“Nobody tells us what to think, what to fight, what to vote for, but other Americans,” Comey said. Russia “tried to shape the way6 we think, we vote and we act. This is a big deal. They are coming after America. They want to undermine our credibility.”


Top Intelligence Officials Refuse to Say Whether Trump Pressured Them on Russia Probe

US CapitolBy Steve Neavling

Two top U.S. intelligence officials raised eyebrows during a Senate hearing when they refused to say whether Trump ever asked them to interfere with the Russia investigation.

Director of National Intelligence Dan Coats and National Security Agency Director Mike Rogers both declined to answer the questions, saying it shouldn’t be discussed during a public session. They also said they’d have to consult with White House attorneys to determine whether executive privilege should be invoked, Bloomberg reports.

“To the best of my recollection, I have never been directed to do anything I believe to be illegal, immoral, unethical or inappropriate,” Rogers said, without answering whether he was asked.

Democrats were irate.

“I come out of this hearing with more questions than when I went in,” Mark Warner said.

10 Likely Questions James Comey Will Be Asked During Trump Senate Hearing

FBI Director James Comey appears Wednesday before the Senate.

FBI Director James Comey appears Wednesday before the Senate.

By Steve Neavling

When fired FBI director James Comey sits down in front of the microphone today, he will be bombarded by questions from the Senate Intelligence Committee as the nation watches.

Here are some of likely questions:

1. Do you believe President Trump obstructed justice when he asked you to “let go” of the investigation into former national security adviser Michael Flynn?

2. Do you believe your termination hampered any ongoing investigations into possible collusion between Trump’s campaign team and Russia?

3. Did you feel threatened when Trump appeared to suggest he would release recordings of you if you talked about your meeting with him?

4. Do you believe the Russian investigation played a role in Trump firing you?

5. Has anyone else in the Trump administration suggested you should end any Russia investigation?

6. Did Trump ever pressure you to drop investigations that were not involving Russia?

7. Did any other members of Trump’s administration try to influence your Russia investigation.

8. You had an awkward handshake with Trump in January.
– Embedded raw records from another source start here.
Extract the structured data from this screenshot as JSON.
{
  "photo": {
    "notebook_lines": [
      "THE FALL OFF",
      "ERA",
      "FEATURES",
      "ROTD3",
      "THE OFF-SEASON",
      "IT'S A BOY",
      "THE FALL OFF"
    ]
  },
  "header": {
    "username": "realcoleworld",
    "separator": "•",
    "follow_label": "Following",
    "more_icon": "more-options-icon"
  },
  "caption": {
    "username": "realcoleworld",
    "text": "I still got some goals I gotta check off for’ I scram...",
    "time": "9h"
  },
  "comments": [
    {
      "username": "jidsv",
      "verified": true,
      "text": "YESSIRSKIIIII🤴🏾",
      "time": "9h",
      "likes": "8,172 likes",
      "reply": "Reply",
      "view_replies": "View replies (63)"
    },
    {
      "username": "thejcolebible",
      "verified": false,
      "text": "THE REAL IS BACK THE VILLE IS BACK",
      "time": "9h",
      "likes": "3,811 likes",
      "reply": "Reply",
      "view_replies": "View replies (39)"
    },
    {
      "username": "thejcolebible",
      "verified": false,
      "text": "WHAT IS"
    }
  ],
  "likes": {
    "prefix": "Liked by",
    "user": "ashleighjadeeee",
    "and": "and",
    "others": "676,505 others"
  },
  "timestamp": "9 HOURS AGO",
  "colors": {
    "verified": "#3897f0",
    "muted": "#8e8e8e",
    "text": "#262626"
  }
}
Do you believe he was sincerely trying to compromise?

9. Since Robert Mueller was appointed special counsel, have you met with him or discussed this hearing?

10. Would you support Christopher Wray, Trump’s nominee for the top FBI spot?